* _WHAT IS BEING ASKED_
Print out the complete set of records below, exactly as they read.

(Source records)
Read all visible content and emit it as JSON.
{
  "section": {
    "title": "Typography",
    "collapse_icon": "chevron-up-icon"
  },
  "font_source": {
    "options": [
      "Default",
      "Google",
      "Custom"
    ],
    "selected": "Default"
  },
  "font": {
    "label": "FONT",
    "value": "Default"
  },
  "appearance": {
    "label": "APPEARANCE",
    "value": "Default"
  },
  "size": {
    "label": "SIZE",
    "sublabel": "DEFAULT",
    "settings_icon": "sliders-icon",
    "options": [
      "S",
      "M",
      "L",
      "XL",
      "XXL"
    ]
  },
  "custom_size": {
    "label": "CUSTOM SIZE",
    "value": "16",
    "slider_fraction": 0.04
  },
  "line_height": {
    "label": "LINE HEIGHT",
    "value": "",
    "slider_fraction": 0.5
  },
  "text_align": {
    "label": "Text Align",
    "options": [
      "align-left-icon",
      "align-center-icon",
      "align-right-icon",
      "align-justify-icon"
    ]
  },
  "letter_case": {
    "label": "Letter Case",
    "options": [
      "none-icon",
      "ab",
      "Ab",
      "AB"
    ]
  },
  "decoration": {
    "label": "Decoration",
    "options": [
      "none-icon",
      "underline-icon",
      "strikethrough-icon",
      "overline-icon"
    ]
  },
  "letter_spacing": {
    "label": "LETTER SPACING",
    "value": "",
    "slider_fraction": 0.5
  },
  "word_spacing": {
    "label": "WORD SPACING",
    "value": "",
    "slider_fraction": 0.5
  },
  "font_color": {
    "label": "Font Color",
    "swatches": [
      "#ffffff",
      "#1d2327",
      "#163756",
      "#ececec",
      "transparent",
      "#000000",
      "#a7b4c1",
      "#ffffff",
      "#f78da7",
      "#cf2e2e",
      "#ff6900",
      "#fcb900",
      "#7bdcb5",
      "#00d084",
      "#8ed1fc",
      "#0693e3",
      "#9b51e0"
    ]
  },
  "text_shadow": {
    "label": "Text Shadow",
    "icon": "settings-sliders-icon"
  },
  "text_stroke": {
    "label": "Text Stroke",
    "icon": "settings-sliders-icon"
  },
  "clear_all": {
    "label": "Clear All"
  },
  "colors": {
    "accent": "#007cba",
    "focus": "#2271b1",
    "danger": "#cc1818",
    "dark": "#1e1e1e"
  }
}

* _RESULT_
Read all visible content and emit it as JSON.
{
  "section": {
    "title": "Typography",
    "collapse_icon": "chevron-up-icon"
  },
  "font_source": {
    "options": [
      "Default",
      "Google",
      "Custom"
    ],
    "selected": "Default"
  },
  "font": {
    "label": "FONT",
    "value": "Default"
  },
  "appearance": {
    "label": "APPEARANCE",
    "value": "Default"
  },
  "size": {
    "label": "SIZE",
    "sublabel": "DEFAULT",
    "settings_icon": "sliders-icon",
    "options": [
      "S",
      "M",
      "L",
      "XL",
      "XXL"
    ]
  },
  "custom_size": {
    "label": "CUSTOM SIZE",
    "value": "16",
    "slider_fraction": 0.04
  },
  "line_height": {
    "label": "LINE HEIGHT",
    "value": "",
    "slider_fraction": 0.5
  },
  "text_align": {
    "label": "Text Align",
    "options": [
      "align-left-icon",
      "align-center-icon",
      "align-right-icon",
      "align-justify-icon"
    ]
  },
  "letter_case": {
    "label": "Letter Case",
    "options": [
      "none-icon",
      "ab",
      "Ab",
      "AB"
    ]
  },
  "decoration": {
    "label": "Decoration",
    "options": [
      "none-icon",
      "underline-icon",
      "strikethrough-icon",
      "overline-icon"
    ]
  },
  "letter_spacing": {
    "label": "LETTER SPACING",
    "value": "",
    "slider_fraction": 0.5
  },
  "word_spacing": {
    "label": "WORD SPACING",
    "value": "",
    "slider_fraction": 0.5
  },
  "font_color": {
    "label": "Font Color",
    "swatches": [
      "#ffffff",
      "#1d2327",
      "#163756",
      "#ececec",
      "transparent",
      "#000000",
      "#a7b4c1",
      "#ffffff",
      "#f78da7",
      "#cf2e2e",
      "#ff6900",
      "#fcb900",
      "#7bdcb5",
      "#00d084",
      "#8ed1fc",
      "#0693e3",
      "#9b51e0"
    ]
  },
  "text_shadow": {
    "label": "Text Shadow",
    "icon": "settings-sliders-icon"
  },
  "text_stroke": {
    "label": "Text Stroke",
    "icon": "settings-sliders-icon"
  },
  "clear_all": {
    "label": "Clear All"
  },
  "colors": {
    "accent": "#007cba",
    "focus": "#2271b1",
    "danger": "#cc1818",
    "dark": "#1e1e1e"
  }
}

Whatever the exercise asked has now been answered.